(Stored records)
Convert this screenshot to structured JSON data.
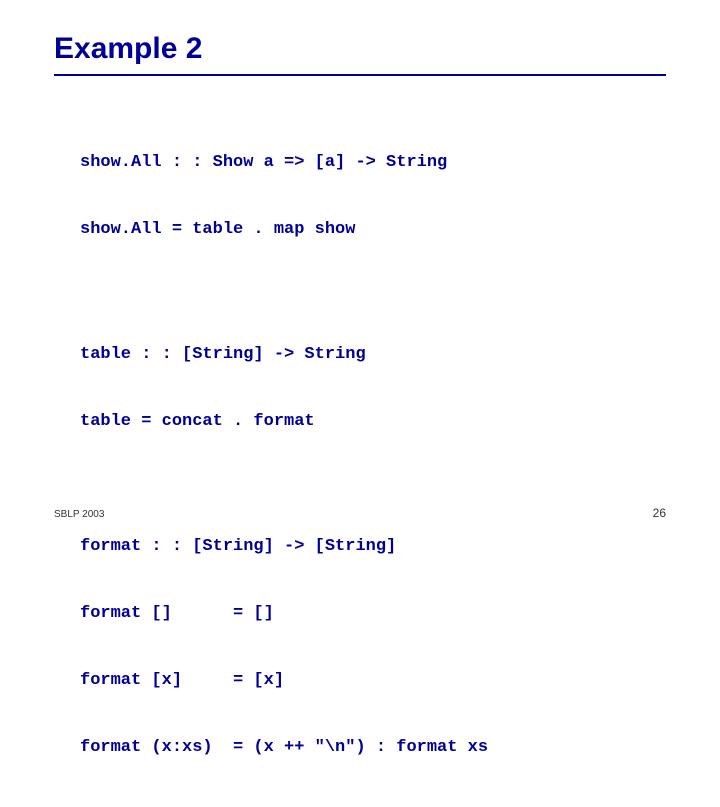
{
  "title": "Example 2",
  "code": {
    "l1": "show.All : : Show a => [a] -> String",
    "l2": "show.All = table . map show",
    "l3": "table : : [String] -> String",
    "l4": "table = concat . format",
    "l5": "format : : [String] -> [String]",
    "l6": "format []      = []",
    "l7": "format [x]     = [x]",
    "l8": "format (x:xs)  = (x ++ \"\\n\") : format xs"
  },
  "footer": {
    "left": "SBLP 2003",
    "right": "26"
  }
}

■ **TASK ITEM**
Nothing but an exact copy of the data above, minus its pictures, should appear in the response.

■ **SOLUTION**
Convert this screenshot to structured JSON data.
{
  "title": "Example 2",
  "code": {
    "l1": "show.All : : Show a => [a] -> String",
    "l2": "show.All = table . map show",
    "l3": "table : : [String] -> String",
    "l4": "table = concat . format",
    "l5": "format : : [String] -> [String]",
    "l6": "format []      = []",
    "l7": "format [x]     = [x]",
    "l8": "format (x:xs)  = (x ++ \"\\n\") : format xs"
  },
  "footer": {
    "left": "SBLP 2003",
    "right": "26"
  }
}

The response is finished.